▶ **WORK INSTRUCTION**:
From the first line to the last, restate the data exactly, leaving out the images.

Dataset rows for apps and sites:
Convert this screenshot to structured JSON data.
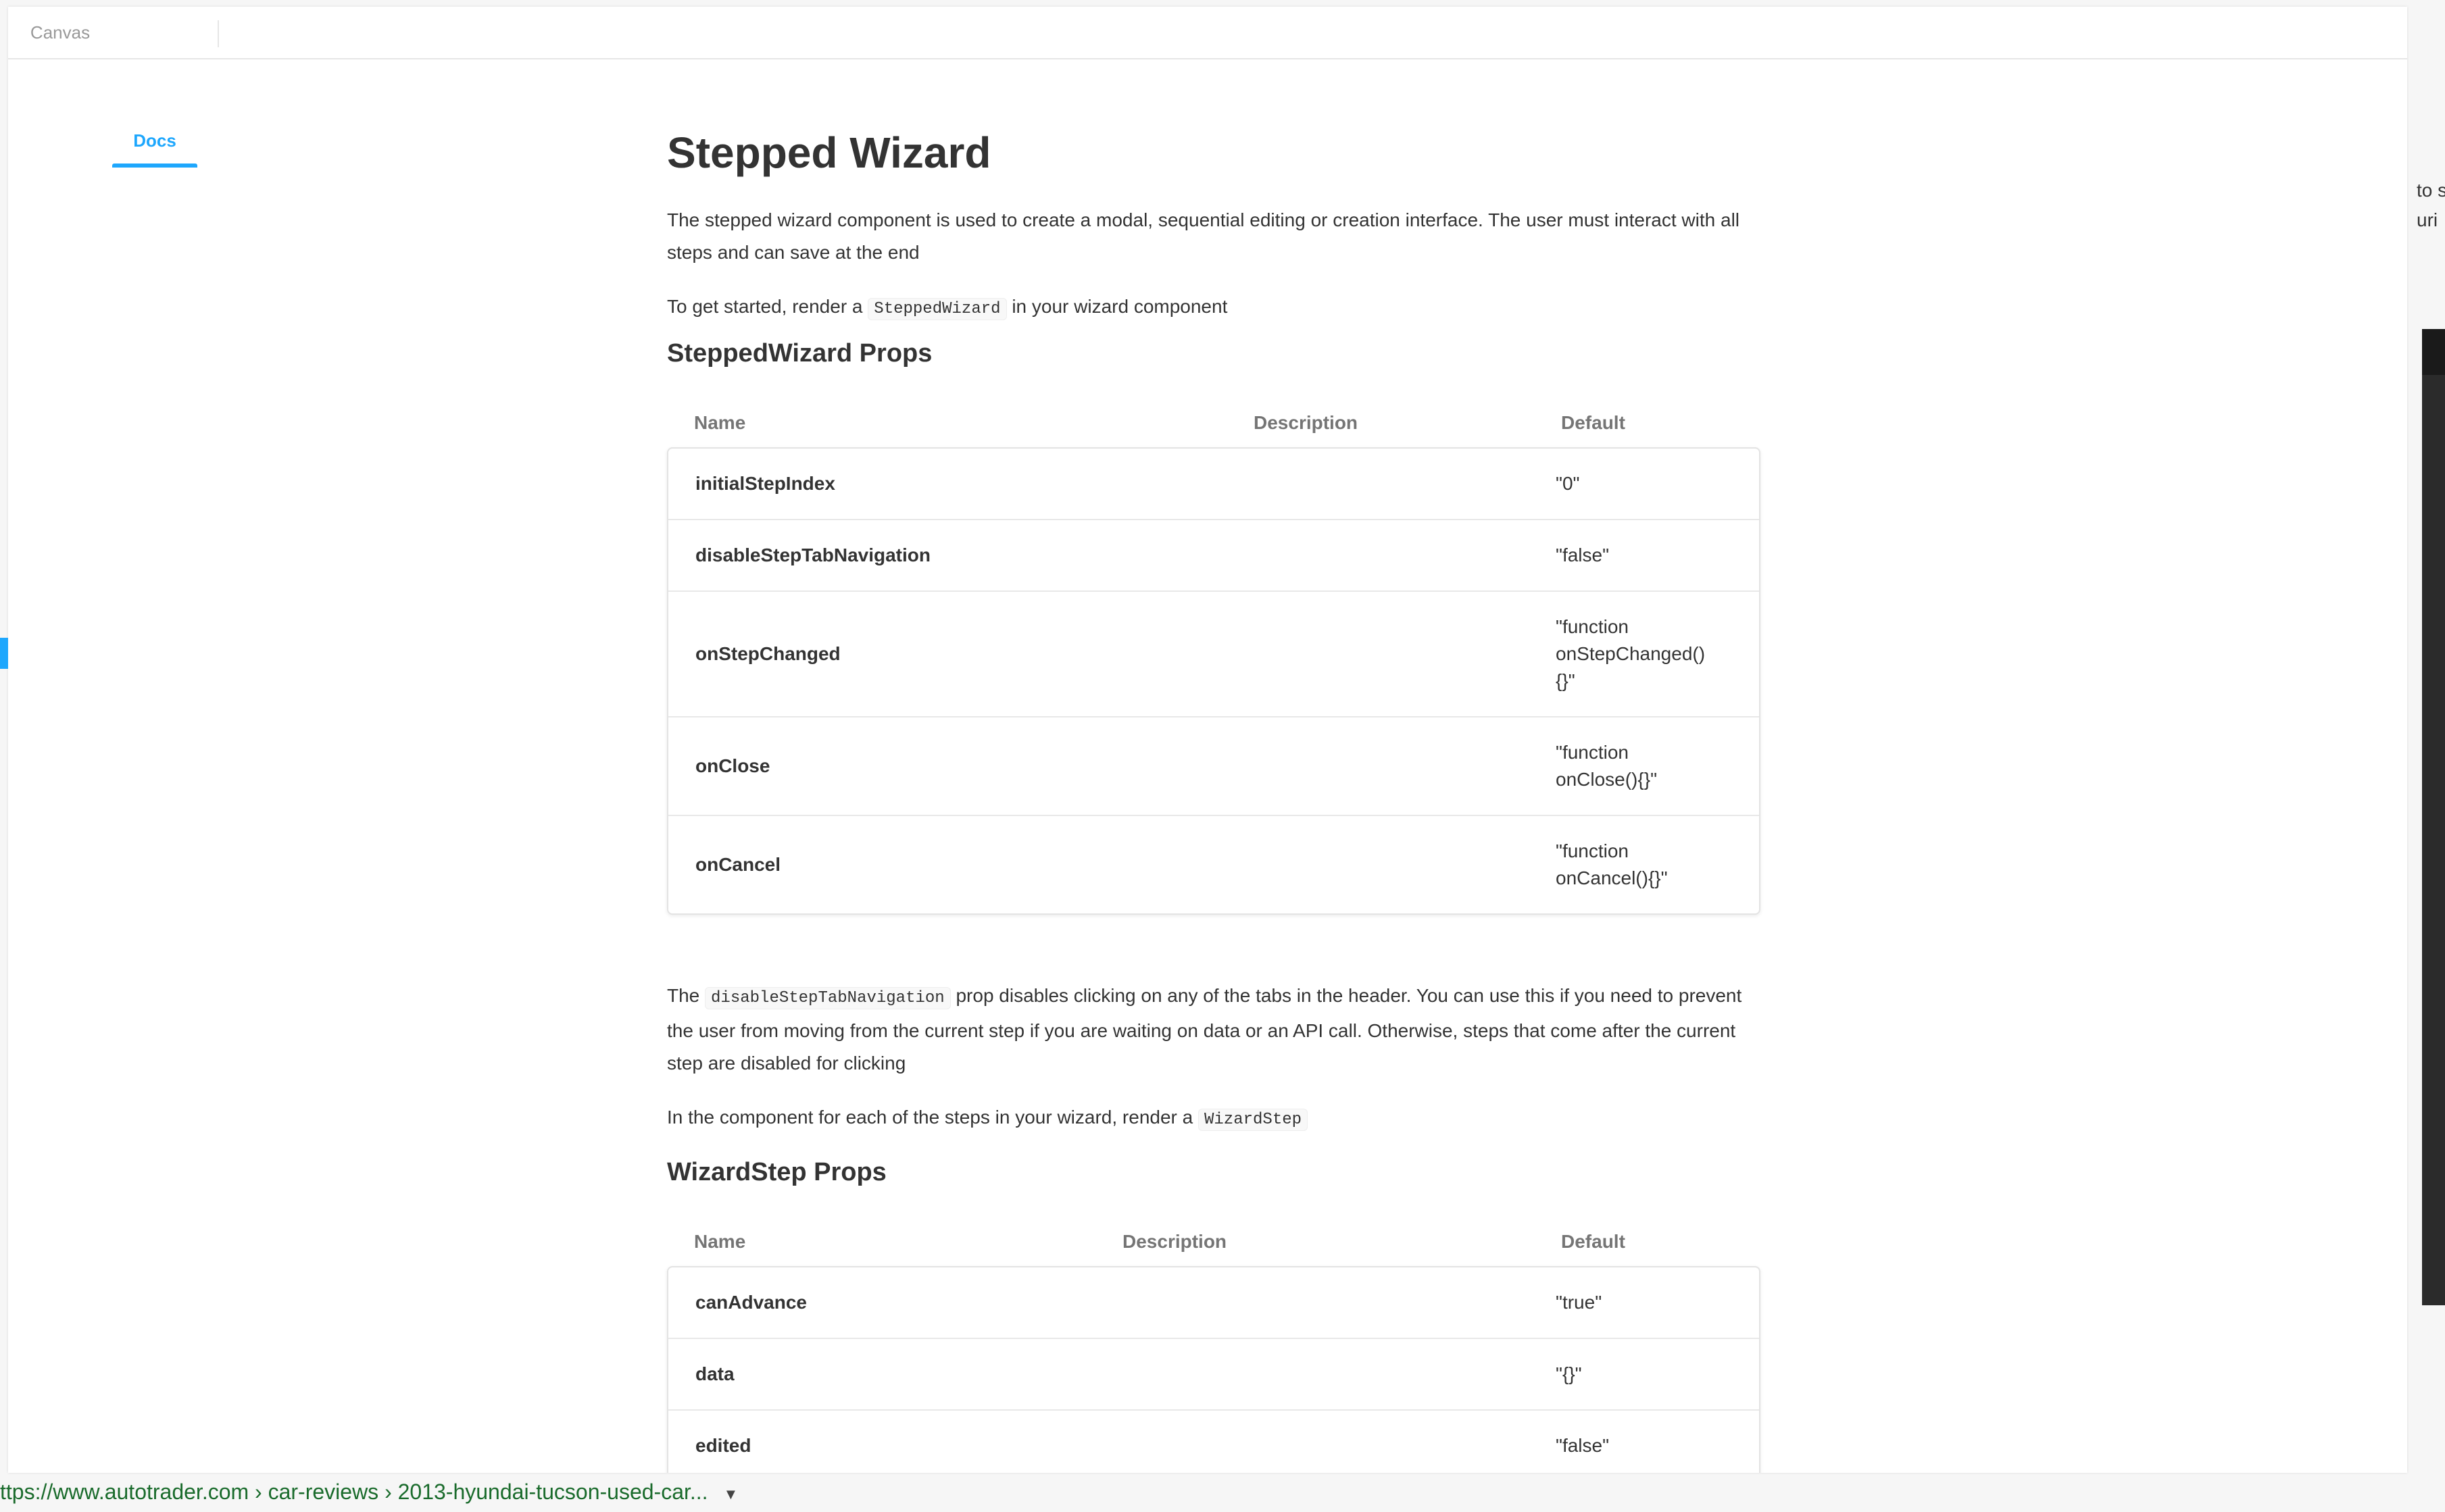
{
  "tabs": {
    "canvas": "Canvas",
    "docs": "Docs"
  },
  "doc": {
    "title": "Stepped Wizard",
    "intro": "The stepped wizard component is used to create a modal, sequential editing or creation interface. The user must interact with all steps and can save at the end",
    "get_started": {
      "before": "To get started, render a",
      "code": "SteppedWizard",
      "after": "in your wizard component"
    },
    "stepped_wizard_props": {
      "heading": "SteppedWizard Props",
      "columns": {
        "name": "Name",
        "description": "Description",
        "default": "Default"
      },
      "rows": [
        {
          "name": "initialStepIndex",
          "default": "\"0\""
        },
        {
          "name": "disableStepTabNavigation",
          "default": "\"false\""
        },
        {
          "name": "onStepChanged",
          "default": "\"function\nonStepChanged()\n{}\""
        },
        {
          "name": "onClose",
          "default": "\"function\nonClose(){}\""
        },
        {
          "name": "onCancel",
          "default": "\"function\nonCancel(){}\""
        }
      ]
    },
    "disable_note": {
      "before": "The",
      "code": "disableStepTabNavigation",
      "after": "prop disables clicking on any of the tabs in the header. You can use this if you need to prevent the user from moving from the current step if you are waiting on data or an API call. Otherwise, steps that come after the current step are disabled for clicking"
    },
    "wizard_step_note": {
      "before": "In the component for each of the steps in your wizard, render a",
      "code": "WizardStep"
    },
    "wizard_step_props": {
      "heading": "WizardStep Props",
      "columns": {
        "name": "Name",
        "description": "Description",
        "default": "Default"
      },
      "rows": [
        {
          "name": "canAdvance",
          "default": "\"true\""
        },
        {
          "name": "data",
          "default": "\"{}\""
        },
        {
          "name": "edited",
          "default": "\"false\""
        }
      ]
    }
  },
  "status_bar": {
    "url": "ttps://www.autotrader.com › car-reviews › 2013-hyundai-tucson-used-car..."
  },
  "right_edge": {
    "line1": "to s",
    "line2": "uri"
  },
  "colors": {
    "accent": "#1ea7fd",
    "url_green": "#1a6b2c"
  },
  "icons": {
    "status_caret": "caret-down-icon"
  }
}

▶ **SOLUTION TO THIS PROBLEM**:
Convert this screenshot to structured JSON data.
{
  "tabs": {
    "canvas": "Canvas",
    "docs": "Docs"
  },
  "doc": {
    "title": "Stepped Wizard",
    "intro": "The stepped wizard component is used to create a modal, sequential editing or creation interface. The user must interact with all steps and can save at the end",
    "get_started": {
      "before": "To get started, render a",
      "code": "SteppedWizard",
      "after": "in your wizard component"
    },
    "stepped_wizard_props": {
      "heading": "SteppedWizard Props",
      "columns": {
        "name": "Name",
        "description": "Description",
        "default": "Default"
      },
      "rows": [
        {
          "name": "initialStepIndex",
          "default": "\"0\""
        },
        {
          "name": "disableStepTabNavigation",
          "default": "\"false\""
        },
        {
          "name": "onStepChanged",
          "default": "\"function\nonStepChanged()\n{}\""
        },
        {
          "name": "onClose",
          "default": "\"function\nonClose(){}\""
        },
        {
          "name": "onCancel",
          "default": "\"function\nonCancel(){}\""
        }
      ]
    },
    "disable_note": {
      "before": "The",
      "code": "disableStepTabNavigation",
      "after": "prop disables clicking on any of the tabs in the header. You can use this if you need to prevent the user from moving from the current step if you are waiting on data or an API call. Otherwise, steps that come after the current step are disabled for clicking"
    },
    "wizard_step_note": {
      "before": "In the component for each of the steps in your wizard, render a",
      "code": "WizardStep"
    },
    "wizard_step_props": {
      "heading": "WizardStep Props",
      "columns": {
        "name": "Name",
        "description": "Description",
        "default": "Default"
      },
      "rows": [
        {
          "name": "canAdvance",
          "default": "\"true\""
        },
        {
          "name": "data",
          "default": "\"{}\""
        },
        {
          "name": "edited",
          "default": "\"false\""
        }
      ]
    }
  },
  "status_bar": {
    "url": "ttps://www.autotrader.com › car-reviews › 2013-hyundai-tucson-used-car..."
  },
  "right_edge": {
    "line1": "to s",
    "line2": "uri"
  },
  "colors": {
    "accent": "#1ea7fd",
    "url_green": "#1a6b2c"
  },
  "icons": {
    "status_caret": "caret-down-icon"
  }
}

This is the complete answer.